» Instructions for the task
Every line with "calculation" in it should be copied from the data.

» Given records
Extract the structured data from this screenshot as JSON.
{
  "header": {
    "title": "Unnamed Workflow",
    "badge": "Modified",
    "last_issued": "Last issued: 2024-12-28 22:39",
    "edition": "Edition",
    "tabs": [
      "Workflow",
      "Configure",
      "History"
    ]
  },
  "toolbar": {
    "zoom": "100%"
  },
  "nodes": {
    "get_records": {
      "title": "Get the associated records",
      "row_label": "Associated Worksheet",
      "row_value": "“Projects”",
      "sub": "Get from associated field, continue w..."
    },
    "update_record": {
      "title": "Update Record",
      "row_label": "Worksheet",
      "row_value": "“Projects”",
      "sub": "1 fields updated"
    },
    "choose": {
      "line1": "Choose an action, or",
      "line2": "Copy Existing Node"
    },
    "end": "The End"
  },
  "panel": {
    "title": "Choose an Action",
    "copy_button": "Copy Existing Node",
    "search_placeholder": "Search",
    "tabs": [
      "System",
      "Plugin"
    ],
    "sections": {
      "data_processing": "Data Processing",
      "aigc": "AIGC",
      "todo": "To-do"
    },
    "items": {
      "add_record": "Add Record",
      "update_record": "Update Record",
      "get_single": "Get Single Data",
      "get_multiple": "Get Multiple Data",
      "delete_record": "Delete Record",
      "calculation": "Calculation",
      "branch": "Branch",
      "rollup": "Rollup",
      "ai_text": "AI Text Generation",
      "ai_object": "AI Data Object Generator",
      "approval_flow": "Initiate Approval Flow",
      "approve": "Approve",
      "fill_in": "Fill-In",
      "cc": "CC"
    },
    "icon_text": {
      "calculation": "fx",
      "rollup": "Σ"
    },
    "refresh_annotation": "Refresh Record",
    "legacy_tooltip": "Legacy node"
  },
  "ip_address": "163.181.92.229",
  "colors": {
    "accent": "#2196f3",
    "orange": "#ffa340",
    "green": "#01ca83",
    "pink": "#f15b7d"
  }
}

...

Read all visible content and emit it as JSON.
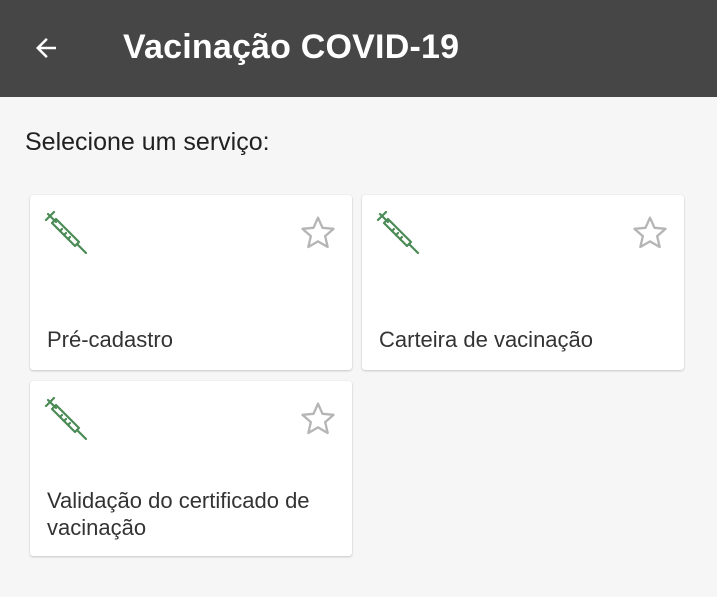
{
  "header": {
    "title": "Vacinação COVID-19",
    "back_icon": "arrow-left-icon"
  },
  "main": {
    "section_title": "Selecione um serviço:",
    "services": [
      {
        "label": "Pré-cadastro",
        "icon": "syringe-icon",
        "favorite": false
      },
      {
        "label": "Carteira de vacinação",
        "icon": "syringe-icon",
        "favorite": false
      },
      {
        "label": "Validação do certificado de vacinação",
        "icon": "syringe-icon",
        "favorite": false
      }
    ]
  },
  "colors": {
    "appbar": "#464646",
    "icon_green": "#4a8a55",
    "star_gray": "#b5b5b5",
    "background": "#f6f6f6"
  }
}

» Completed exercise
      "calculation": "Calculation",
      "calculation": "fx",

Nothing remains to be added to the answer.